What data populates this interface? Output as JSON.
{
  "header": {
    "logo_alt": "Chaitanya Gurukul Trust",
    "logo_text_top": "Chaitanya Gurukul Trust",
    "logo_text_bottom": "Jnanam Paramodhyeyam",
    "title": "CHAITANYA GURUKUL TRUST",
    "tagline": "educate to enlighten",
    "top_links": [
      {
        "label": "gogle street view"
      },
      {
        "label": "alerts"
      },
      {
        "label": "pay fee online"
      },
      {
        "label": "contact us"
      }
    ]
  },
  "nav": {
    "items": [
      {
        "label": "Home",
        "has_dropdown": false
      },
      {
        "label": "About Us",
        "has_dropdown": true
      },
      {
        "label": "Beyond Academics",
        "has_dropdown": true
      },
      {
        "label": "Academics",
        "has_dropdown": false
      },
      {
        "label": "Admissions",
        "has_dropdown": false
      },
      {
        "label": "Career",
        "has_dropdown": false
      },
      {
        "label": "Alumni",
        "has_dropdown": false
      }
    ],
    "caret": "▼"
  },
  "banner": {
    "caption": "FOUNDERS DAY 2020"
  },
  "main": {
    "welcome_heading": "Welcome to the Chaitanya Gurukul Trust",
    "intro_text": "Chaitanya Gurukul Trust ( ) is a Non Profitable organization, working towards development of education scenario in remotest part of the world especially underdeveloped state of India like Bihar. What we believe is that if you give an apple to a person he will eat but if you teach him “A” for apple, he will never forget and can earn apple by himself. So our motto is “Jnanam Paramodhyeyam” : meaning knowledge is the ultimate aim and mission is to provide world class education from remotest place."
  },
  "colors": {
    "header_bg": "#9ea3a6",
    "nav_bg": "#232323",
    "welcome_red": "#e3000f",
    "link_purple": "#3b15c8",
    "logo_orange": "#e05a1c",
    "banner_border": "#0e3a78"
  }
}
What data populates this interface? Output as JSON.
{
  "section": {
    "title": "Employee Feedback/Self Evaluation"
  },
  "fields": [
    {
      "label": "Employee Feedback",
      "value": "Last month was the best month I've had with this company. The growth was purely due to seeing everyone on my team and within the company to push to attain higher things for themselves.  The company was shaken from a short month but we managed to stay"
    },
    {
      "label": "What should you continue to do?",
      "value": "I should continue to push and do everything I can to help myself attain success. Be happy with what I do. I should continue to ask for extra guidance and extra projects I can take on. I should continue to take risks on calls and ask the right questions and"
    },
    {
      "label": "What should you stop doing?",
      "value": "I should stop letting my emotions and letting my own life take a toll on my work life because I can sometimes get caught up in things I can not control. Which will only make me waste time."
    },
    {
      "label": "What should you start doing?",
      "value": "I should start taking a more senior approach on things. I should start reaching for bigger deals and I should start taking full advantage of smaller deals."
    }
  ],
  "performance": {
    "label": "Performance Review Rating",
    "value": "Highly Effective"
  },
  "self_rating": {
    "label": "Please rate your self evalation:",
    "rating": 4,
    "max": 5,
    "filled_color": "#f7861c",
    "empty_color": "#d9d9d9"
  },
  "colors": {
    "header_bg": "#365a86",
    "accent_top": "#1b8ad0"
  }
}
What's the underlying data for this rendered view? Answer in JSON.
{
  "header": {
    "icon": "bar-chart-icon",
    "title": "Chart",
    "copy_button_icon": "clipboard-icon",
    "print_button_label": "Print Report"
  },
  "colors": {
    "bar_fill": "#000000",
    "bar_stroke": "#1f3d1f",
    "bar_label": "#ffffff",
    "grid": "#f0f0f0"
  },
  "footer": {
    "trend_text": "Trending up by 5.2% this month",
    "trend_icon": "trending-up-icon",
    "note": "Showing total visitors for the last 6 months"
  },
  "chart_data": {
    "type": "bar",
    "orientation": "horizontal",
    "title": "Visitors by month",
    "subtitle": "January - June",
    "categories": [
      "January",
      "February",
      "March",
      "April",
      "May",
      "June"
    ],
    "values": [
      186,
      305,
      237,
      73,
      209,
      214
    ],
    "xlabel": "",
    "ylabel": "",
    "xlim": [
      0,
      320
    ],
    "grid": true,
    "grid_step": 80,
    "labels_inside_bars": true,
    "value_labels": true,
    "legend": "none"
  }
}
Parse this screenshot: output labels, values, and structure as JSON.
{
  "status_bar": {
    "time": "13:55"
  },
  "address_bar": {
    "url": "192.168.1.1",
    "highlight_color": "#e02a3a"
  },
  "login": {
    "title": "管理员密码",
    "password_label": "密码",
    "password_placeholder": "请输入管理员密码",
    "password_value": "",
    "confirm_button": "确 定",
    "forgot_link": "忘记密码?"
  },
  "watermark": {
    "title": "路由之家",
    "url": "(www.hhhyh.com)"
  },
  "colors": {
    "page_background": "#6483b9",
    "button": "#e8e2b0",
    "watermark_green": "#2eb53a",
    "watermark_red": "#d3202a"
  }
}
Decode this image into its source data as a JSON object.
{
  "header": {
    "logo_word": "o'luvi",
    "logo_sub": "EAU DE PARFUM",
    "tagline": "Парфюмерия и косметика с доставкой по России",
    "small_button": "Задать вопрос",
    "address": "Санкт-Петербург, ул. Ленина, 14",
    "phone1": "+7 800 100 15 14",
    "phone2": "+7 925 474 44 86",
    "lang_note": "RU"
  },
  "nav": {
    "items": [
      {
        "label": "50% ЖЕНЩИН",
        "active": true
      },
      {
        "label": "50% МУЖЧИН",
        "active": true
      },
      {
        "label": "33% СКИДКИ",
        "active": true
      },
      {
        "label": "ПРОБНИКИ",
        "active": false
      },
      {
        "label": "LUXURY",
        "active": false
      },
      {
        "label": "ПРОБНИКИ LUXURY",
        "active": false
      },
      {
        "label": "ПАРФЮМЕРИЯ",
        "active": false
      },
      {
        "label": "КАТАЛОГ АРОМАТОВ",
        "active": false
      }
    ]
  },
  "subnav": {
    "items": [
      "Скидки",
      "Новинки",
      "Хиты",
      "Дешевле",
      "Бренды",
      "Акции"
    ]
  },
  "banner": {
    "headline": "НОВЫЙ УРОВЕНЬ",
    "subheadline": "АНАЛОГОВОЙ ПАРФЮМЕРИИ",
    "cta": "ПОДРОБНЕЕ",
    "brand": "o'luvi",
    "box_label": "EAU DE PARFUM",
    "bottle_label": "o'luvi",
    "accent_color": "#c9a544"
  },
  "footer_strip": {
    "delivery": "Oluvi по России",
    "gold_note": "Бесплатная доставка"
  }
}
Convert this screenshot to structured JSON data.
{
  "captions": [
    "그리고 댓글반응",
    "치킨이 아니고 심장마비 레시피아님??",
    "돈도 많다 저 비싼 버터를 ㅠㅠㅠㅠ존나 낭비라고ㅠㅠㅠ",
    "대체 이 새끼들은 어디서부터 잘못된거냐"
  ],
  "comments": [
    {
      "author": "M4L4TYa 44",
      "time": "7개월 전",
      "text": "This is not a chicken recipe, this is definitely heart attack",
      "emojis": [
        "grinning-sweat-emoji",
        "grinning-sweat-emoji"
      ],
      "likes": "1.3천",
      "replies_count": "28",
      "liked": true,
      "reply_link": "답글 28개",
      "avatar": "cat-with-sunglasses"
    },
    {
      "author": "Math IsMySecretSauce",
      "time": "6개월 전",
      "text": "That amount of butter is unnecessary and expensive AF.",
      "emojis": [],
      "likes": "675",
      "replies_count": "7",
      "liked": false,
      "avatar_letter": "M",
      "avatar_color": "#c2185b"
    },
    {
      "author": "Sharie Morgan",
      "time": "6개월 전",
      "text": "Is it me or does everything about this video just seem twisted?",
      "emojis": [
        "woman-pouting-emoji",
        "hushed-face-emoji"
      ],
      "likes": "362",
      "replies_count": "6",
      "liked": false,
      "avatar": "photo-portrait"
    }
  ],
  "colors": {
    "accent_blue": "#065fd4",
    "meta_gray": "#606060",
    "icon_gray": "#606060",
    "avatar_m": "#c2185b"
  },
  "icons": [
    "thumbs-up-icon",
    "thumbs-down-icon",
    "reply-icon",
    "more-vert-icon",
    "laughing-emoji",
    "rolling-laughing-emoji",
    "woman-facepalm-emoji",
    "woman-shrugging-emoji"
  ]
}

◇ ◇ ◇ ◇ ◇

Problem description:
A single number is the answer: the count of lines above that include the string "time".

Exercise solution:
5